Argued February 27, 1923
Decided March 12, 1923
Full case nameFox Film Corp. v. Knowles
Citations261 U.S. 326 (more)
43 S. Ct. 365; 67 L. Ed. 680
Case history
Prior279 F. 1018 (2d Cir. 1922)
Holding
The statute intends that an executor, there being no widow, widower, or child, shall have the same right to renew a copyright for a second term as his testator might have exercised were he still alive.
Court membership
Chief Justice
William H. Taft
Associate Justices
Joseph McKenna · Oliver W. Holmes Jr.
Willis Van Devanter · James C. McReynolds
Louis Brandeis · George Sutherland
Pierce Butler · Edward T. Sanford
Case opinion
MajorityHolmes, joined by a unanimous court
Laws applied
Copyright Act of 1909

Fox Film Corp. v. Knowles, 261 U.S. 326 (1923), was a United States Supreme Court case in which the Court held the statute intends that an executor, there being no widow, widower, or child, shall have the same right to renew a copyright for a second term as his testator might have exercised had he continued to survive.[1]

This case was reaffirmed in Miller Music Corp. v. Charles N. Daniels, Inc..[2]

References[edit]

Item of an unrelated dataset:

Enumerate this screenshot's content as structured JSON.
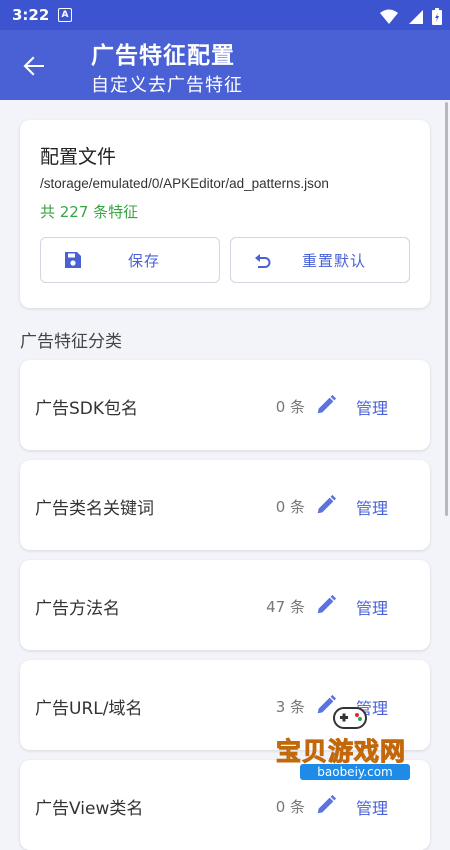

  1. ^ Fox Film Corp. v. Knowles, 261 U.S. 326 (1923).
  2. ^ Miller Music Corp. v. Charles N. Daniels, Inc., 362 U.S. 373 (1960).

External links[edit]